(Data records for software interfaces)
- - - - - - -

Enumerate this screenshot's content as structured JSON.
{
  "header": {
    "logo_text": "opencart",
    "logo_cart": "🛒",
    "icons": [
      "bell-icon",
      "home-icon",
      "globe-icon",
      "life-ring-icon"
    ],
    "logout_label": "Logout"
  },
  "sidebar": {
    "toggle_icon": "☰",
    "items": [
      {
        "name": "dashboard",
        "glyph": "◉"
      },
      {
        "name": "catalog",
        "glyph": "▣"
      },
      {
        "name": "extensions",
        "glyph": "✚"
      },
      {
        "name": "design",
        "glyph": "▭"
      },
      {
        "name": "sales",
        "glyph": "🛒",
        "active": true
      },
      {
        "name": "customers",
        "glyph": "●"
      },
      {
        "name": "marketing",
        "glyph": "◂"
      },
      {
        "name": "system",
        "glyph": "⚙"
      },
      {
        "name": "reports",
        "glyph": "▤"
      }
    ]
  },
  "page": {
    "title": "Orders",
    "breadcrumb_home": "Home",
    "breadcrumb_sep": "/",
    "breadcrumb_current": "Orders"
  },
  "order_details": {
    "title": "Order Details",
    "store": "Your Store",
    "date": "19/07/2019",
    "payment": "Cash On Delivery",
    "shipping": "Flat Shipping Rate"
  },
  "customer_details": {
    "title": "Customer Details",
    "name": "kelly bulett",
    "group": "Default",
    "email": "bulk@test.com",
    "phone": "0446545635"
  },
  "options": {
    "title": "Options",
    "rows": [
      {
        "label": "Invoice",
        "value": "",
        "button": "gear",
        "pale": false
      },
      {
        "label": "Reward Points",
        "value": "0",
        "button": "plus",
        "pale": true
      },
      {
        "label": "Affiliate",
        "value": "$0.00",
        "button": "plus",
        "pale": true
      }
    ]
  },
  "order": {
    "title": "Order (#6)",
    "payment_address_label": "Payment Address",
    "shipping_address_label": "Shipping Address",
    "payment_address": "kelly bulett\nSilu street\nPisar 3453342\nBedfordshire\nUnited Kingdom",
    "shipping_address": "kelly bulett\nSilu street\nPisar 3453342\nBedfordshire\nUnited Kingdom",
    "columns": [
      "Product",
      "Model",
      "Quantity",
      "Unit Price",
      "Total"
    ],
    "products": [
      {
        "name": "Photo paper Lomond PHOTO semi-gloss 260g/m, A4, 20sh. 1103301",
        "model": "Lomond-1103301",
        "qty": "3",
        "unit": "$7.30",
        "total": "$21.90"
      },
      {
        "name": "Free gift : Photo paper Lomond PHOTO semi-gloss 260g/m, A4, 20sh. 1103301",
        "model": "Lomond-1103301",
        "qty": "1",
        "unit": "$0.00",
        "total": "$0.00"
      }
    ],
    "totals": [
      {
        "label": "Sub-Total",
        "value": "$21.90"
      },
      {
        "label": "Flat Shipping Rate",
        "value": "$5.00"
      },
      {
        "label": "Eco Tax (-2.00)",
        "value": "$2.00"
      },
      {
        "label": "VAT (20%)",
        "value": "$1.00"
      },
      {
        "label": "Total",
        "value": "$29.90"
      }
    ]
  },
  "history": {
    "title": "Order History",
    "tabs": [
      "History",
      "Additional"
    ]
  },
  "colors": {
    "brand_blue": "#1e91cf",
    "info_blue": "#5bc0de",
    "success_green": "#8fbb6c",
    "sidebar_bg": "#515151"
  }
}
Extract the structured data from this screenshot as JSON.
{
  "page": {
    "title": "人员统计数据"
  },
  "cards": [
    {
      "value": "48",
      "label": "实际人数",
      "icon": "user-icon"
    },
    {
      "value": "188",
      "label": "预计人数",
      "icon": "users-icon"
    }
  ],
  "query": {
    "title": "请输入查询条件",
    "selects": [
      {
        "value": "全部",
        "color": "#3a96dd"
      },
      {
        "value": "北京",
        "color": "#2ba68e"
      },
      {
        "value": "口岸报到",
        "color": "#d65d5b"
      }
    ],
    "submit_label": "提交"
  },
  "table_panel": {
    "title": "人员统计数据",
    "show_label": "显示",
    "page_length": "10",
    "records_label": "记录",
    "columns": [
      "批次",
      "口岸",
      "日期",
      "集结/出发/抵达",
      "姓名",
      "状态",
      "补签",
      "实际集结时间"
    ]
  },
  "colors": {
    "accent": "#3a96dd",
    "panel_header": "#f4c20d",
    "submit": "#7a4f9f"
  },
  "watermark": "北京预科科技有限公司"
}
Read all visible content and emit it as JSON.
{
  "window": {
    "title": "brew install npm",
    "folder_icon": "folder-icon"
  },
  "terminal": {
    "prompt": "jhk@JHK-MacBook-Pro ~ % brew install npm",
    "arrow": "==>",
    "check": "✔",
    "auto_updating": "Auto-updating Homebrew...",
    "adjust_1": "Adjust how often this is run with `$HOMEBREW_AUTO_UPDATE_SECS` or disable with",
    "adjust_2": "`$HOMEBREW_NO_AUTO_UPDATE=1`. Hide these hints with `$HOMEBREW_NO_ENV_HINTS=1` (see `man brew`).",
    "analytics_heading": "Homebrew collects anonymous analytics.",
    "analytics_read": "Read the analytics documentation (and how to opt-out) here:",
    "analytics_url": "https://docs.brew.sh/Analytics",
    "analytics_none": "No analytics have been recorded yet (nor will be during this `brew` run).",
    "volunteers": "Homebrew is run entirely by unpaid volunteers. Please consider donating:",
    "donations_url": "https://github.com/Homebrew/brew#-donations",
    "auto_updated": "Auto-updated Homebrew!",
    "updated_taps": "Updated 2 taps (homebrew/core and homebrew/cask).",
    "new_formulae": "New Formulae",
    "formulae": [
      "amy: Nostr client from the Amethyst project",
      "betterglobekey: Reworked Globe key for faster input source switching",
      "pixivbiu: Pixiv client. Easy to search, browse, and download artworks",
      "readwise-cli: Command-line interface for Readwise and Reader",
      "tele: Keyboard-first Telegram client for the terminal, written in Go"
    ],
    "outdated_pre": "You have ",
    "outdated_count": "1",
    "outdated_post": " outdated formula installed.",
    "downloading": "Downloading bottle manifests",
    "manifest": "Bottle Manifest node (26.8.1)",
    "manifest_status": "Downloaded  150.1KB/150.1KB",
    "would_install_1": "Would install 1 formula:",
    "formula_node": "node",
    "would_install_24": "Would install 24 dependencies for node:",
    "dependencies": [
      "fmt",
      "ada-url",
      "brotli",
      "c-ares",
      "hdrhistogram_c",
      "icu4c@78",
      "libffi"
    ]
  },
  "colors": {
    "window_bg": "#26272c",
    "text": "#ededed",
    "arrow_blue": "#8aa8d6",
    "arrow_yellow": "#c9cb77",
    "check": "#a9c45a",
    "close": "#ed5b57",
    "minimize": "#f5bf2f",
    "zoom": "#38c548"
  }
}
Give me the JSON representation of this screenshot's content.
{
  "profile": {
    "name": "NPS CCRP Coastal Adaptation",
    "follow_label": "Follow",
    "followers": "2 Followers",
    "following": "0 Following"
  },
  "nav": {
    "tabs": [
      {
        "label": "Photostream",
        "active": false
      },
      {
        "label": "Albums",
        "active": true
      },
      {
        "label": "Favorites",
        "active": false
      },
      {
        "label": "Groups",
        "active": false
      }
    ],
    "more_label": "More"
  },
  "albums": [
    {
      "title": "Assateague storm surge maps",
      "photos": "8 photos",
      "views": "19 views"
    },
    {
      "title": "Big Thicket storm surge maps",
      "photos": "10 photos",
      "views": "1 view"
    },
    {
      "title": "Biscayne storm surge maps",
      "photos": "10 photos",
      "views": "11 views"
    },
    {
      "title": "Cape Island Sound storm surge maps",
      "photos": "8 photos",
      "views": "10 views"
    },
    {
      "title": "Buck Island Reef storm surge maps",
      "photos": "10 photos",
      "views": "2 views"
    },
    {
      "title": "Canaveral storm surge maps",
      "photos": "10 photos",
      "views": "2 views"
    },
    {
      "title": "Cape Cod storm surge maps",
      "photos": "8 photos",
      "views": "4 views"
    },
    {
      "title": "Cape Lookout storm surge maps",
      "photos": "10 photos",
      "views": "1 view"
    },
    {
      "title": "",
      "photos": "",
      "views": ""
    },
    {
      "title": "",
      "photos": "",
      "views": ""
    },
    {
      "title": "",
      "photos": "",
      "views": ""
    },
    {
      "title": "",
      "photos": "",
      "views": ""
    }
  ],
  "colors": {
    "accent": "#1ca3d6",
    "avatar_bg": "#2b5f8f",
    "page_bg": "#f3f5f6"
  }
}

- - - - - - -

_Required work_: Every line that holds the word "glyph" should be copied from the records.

_Output below_:
        "glyph": "◉"
        "glyph": "▣"
        "glyph": "✚"
        "glyph": "▭"
        "glyph": "🛒",
        "glyph": "●"
        "glyph": "◂"
        "glyph": "⚙"
        "glyph": "▤"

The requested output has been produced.